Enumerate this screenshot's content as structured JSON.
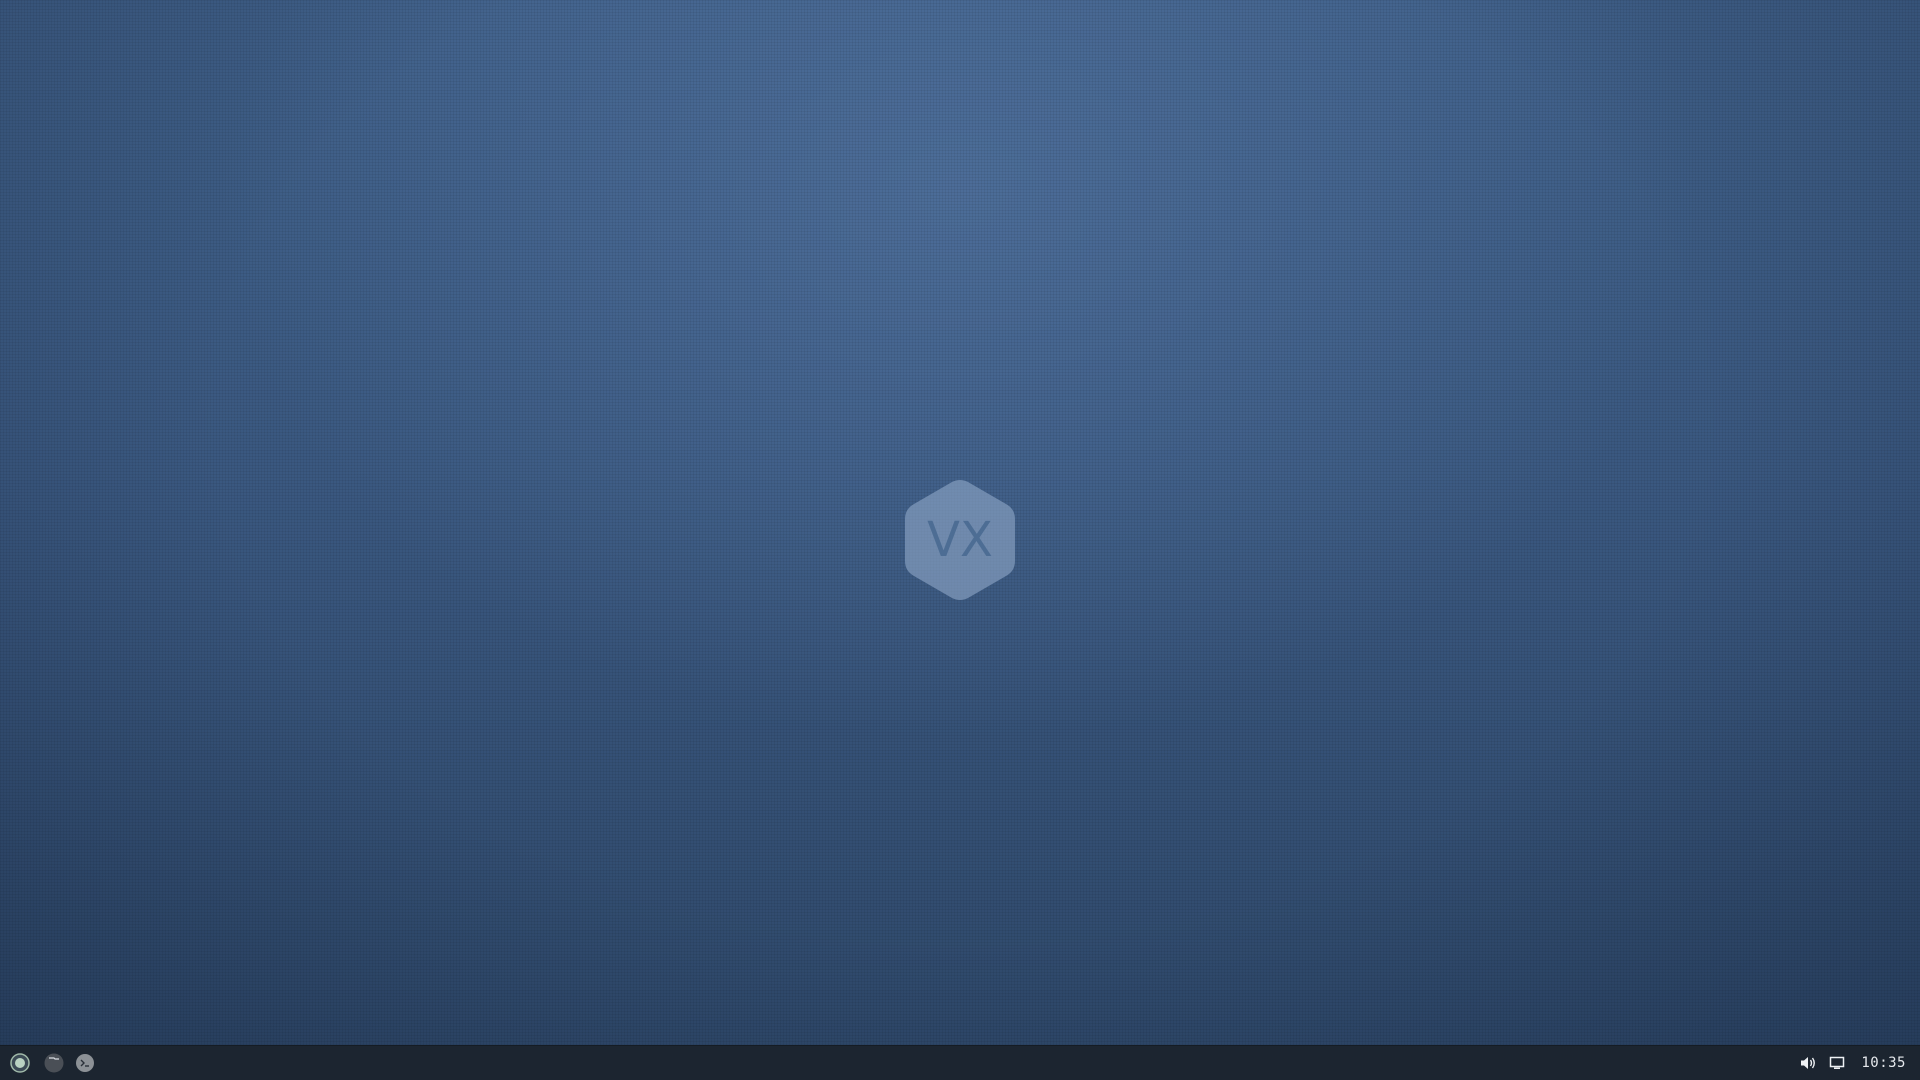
{
  "desktop": {
    "logo_text": "VX",
    "background_color": "#3a5880"
  },
  "taskbar": {
    "background_color": "#1c2530",
    "launchers": [
      {
        "icon": "start-menu-icon"
      },
      {
        "icon": "file-manager-icon"
      },
      {
        "icon": "terminal-icon"
      }
    ],
    "tray": {
      "volume_icon": "volume-icon",
      "display_icon": "display-icon",
      "clock": "10:35"
    }
  }
}
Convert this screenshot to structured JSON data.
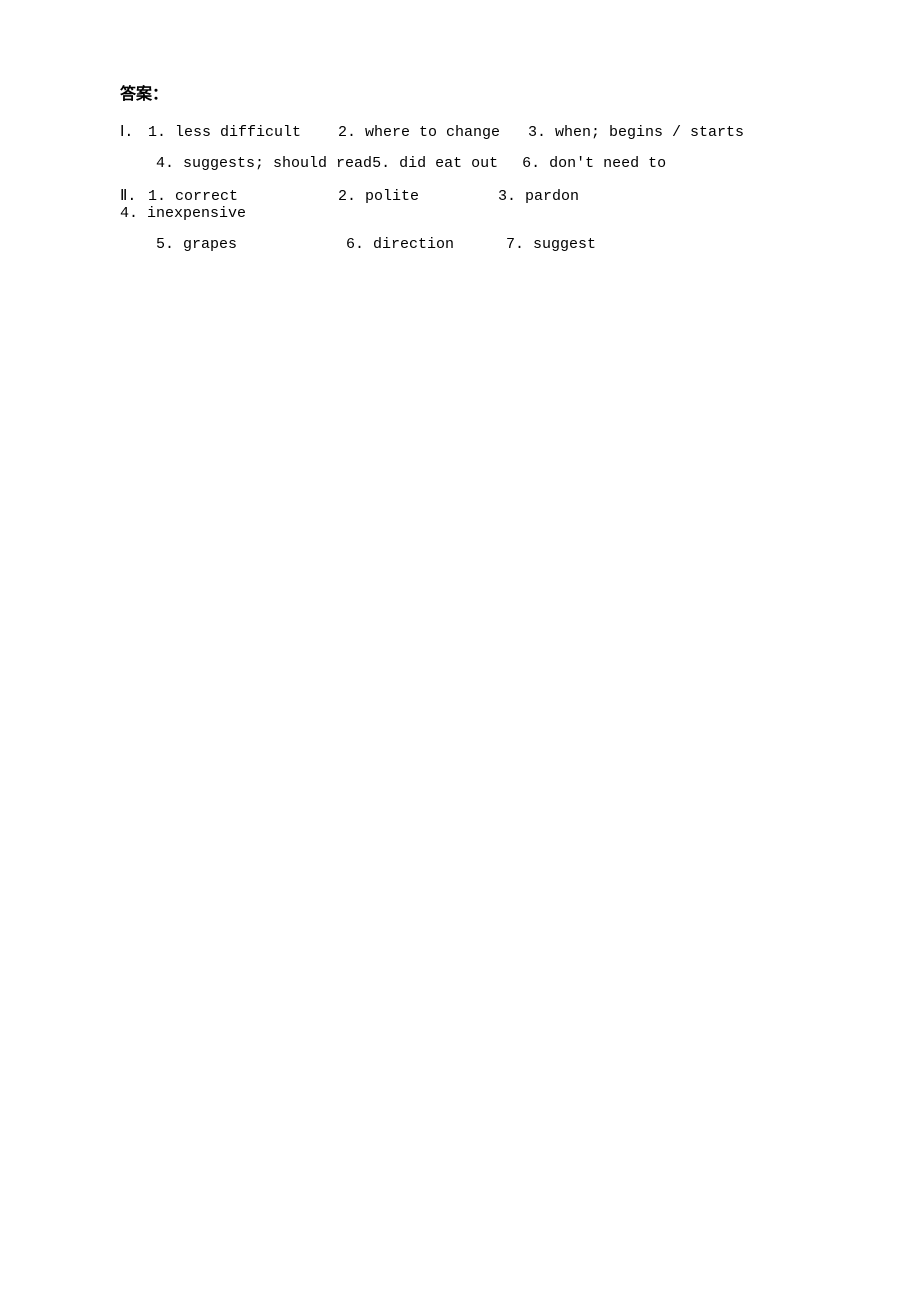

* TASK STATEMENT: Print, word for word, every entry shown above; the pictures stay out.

* RESULT OF THE TASK:
Enumerate this screenshot's content as structured JSON.
{
  "desktop": {
    "logo_text": "VX",
    "background_color": "#3a5880"
  },
  "taskbar": {
    "background_color": "#1c2530",
    "launchers": [
      {
        "icon": "start-menu-icon"
      },
      {
        "icon": "file-manager-icon"
      },
      {
        "icon": "terminal-icon"
      }
    ],
    "tray": {
      "volume_icon": "volume-icon",
      "display_icon": "display-icon",
      "clock": "10:35"
    }
  }
}
Convert this screenshot to structured JSON data.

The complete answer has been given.